According to Amundsen it wasn’t the prize that kept his explorers awake and motivated, it was the exposure to the cold air.
Amundsen knew that morning exposure to cold would increase your energy and sense of wellbeing.
You can replicate this effect by taking a cold shower in the morning. You’ll leave the shower feeling awake and ready to go, your heart rate will increase and help shake off the normal morning cobwebs. You’ll feel centered and ready to conquer the day.
Cold showers improve circulation, which helps key nutrients reach your muscles and help them recover from tough workouts.
Researchers also noticed that daily cold showers helped improve patient’s immune systems by increasing the number of white blood cells in the bloodstream. They theorized that the increased metabolic rate, initiated as your body attempts to warm itself up, activated the immune system and released more white blood cells.
Cold showers increase testosterone levels.
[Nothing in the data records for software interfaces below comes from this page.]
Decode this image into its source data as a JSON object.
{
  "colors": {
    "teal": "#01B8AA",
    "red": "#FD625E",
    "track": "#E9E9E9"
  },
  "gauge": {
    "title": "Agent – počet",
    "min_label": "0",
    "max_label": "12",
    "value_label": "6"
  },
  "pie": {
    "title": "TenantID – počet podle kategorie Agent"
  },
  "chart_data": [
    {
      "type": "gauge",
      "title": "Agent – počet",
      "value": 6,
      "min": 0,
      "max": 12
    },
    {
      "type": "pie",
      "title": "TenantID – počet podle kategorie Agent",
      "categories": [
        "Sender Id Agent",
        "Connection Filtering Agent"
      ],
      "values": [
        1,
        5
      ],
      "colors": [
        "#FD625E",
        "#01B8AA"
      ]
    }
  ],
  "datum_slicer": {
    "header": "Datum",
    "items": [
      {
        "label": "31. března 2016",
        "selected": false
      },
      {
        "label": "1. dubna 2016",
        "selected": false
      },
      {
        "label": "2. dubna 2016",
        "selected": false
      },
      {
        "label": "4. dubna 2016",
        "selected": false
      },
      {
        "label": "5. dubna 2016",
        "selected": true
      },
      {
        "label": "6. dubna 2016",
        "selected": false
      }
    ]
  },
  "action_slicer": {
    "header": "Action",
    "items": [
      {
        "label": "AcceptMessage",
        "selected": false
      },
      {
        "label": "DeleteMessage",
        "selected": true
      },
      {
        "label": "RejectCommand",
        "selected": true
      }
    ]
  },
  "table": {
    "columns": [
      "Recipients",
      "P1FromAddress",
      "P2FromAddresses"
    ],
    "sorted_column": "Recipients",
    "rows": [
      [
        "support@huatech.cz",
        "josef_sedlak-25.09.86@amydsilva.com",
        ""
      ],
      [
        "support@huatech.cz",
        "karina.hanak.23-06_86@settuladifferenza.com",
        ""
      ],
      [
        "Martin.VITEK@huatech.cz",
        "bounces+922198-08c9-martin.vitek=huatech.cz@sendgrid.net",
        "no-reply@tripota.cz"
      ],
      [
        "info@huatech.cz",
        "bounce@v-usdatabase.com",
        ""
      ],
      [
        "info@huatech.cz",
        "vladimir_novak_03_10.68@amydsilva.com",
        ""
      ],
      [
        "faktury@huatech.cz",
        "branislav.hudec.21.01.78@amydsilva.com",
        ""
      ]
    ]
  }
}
Heat is a killer when it comes to testosterone levels in men, on a cellular and anatomic level. The increase in testosterone might not be huge or sustained, but any increase (like during big compound lifts) will have a beneficial effect on body composition.
Cold showers increase the amount of brown fat in your body.
A lot of people don’t know that we have two kinds of fat in our body. White fat, which is the fat you picture when I say “fat” and brown fat. Brown fat is almost a vestigial organ, because we have so little of it due to our comfortable lives.
Its purpose to generate heat in the body. Think of it like this- white fat stores energy (calories) whereas brown fat burns it.
Brown fat is only produced as a result of environmental stress (cold exposure). The average human has very little brown fat, but regular exposure to cold water can increase your brown fat exponentially. Studies have shown that daily exposure to cold temperatures can increase your brown fat by 15%.
An increase in brown fat will elicit a significant caloric burn and can greatly contribute to weight loss. By taking a cold shower daily you are both building your brown fat reserves and causing it to activate and burn excess calories.
The best way to get used to cold showers is to start slow. Try to finish your shower with a 30 second blast of frigid water, and increase by 30 seconds every couple days until you feel comfortable. The first few times your body and mind will be shocked and scared, but you will quickly get used to it. Remember to breathe and try to fight your instinct to shiver.
One common benefit of both heat and cold exposure is an increase in will power. Both will force you to be in uncomfortable physical situations. Purposely feeling uncomfortable on a regular basis takes disciple and determination.
During your first cold shower you will try to take the easy way out. Your mind will tell you to turn the tap back to hot. You have to fight this instinct to see any benefits. The longer you can act against your mind and desire to quit the stronger your will power will become. Can you imagine how much you can increase your will power if you do this every day?
The modern world works against our physical health. We don’t need to be physically capable to survive. We can live a life of comfort and wealth without every seeing the outside. As our creature comforts and technology evolve we are less reliant on our own bodies and minds. We can easily be robbed of our physical potential by our soft, comfortable world.
In order to fight against the rising tide of laziness and coziness you must reclaim some of your physical past.
Regular exposure to extreme heat and cold will have amazing benefits for your body, mind, and sense of wellbeing.